|Wednesday What's New: Organic Fertilizers Toxic to Soil?|
|Written by Heleigh Bostwick Wednesday, 21 December 2011|
Organic fertilizers are good, but there’s always the possibility that too much of a good thing is not so good. A recent study conducted by a team of researchers from the Autonomous University of Barcelona (UAB) Centre for Ecological Research and Forestry Applications (CREAF) concludes that organic fertilizers like composted sewage sludge and animal waste might be toxic to soil organisms when applied in excess.
Not only might excessive amounts of these fertilizers be detrimental to invertebrates and soils microorganisms such as earthworms, annelids, they could also be dangerous for the plants themselves and should be monitored so they can be used at appropriate levels for common crops such as red clover, field mustard, and perennial ryegrass, the three that were studied by the researchers.
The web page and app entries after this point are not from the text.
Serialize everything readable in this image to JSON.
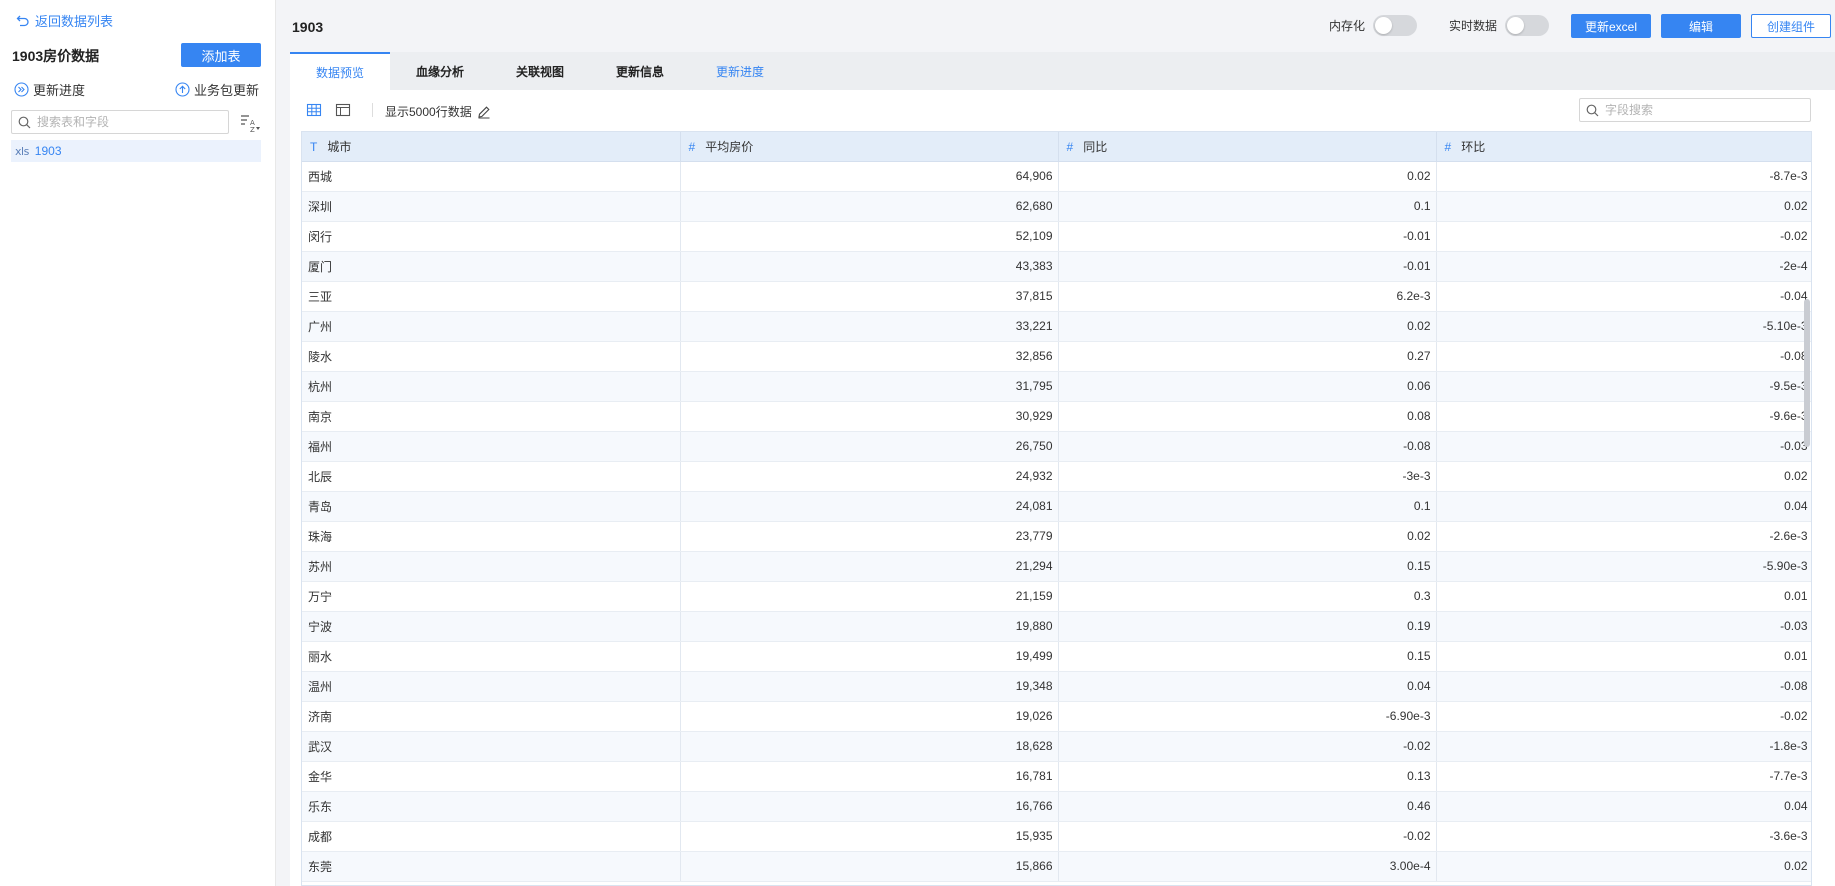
{
  "sidebar": {
    "back_label": "返回数据列表",
    "package_title": "1903房价数据",
    "add_table_label": "添加表",
    "update_progress_label": "更新进度",
    "package_update_label": "业务包更新",
    "search_placeholder": "搜索表和字段",
    "tree_items": [
      {
        "type_badge": "xls",
        "label": "1903"
      }
    ]
  },
  "header": {
    "title": "1903",
    "in_memory_label": "内存化",
    "in_memory_on": false,
    "realtime_label": "实时数据",
    "realtime_on": false,
    "update_excel_label": "更新excel",
    "edit_label": "编辑",
    "create_component_label": "创建组件"
  },
  "tabs": [
    {
      "label": "数据预览",
      "active": true
    },
    {
      "label": "血缘分析"
    },
    {
      "label": "关联视图"
    },
    {
      "label": "更新信息"
    },
    {
      "label": "更新进度",
      "link": true
    }
  ],
  "toolbar": {
    "rows_label": "显示5000行数据",
    "field_search_placeholder": "字段搜索"
  },
  "table": {
    "columns": [
      {
        "type": "T",
        "label": "城市"
      },
      {
        "type": "#",
        "label": "平均房价"
      },
      {
        "type": "#",
        "label": "同比"
      },
      {
        "type": "#",
        "label": "环比"
      }
    ],
    "rows": [
      [
        "西城",
        "64,906",
        "0.02",
        "-8.7e-3"
      ],
      [
        "深圳",
        "62,680",
        "0.1",
        "0.02"
      ],
      [
        "闵行",
        "52,109",
        "-0.01",
        "-0.02"
      ],
      [
        "厦门",
        "43,383",
        "-0.01",
        "-2e-4"
      ],
      [
        "三亚",
        "37,815",
        "6.2e-3",
        "-0.04"
      ],
      [
        "广州",
        "33,221",
        "0.02",
        "-5.10e-3"
      ],
      [
        "陵水",
        "32,856",
        "0.27",
        "-0.08"
      ],
      [
        "杭州",
        "31,795",
        "0.06",
        "-9.5e-3"
      ],
      [
        "南京",
        "30,929",
        "0.08",
        "-9.6e-3"
      ],
      [
        "福州",
        "26,750",
        "-0.08",
        "-0.03"
      ],
      [
        "北辰",
        "24,932",
        "-3e-3",
        "0.02"
      ],
      [
        "青岛",
        "24,081",
        "0.1",
        "0.04"
      ],
      [
        "珠海",
        "23,779",
        "0.02",
        "-2.6e-3"
      ],
      [
        "苏州",
        "21,294",
        "0.15",
        "-5.90e-3"
      ],
      [
        "万宁",
        "21,159",
        "0.3",
        "0.01"
      ],
      [
        "宁波",
        "19,880",
        "0.19",
        "-0.03"
      ],
      [
        "丽水",
        "19,499",
        "0.15",
        "0.01"
      ],
      [
        "温州",
        "19,348",
        "0.04",
        "-0.08"
      ],
      [
        "济南",
        "19,026",
        "-6.90e-3",
        "-0.02"
      ],
      [
        "武汉",
        "18,628",
        "-0.02",
        "-1.8e-3"
      ],
      [
        "金华",
        "16,781",
        "0.13",
        "-7.7e-3"
      ],
      [
        "乐东",
        "16,766",
        "0.46",
        "0.04"
      ],
      [
        "成都",
        "15,935",
        "-0.02",
        "-3.6e-3"
      ],
      [
        "东莞",
        "15,866",
        "3.00e-4",
        "0.02"
      ]
    ]
  },
  "colors": {
    "accent": "#3685f2",
    "header_bg": "#e3edf9",
    "page_bg": "#f3f4f7"
  }
}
The research group was able to determine the “safe dose” of applied organic fertilizers such as dehydrated sewage sludge, two kinds of composted mud, two kinds of heat-dried mud, and one sample of heat-dried pig waste.
The researchers found that the main source of toxicity was instability of organic fertilizers, which, as they rapidly decompose generate ammonia as a byproduct and th main source of the toxic effects observed in the soil organisms. The main takeaway according to the researchers is that “eco-toxicological criteria should also be included in legislation in order to prevent the environmental impact caused by the use of organic residues”.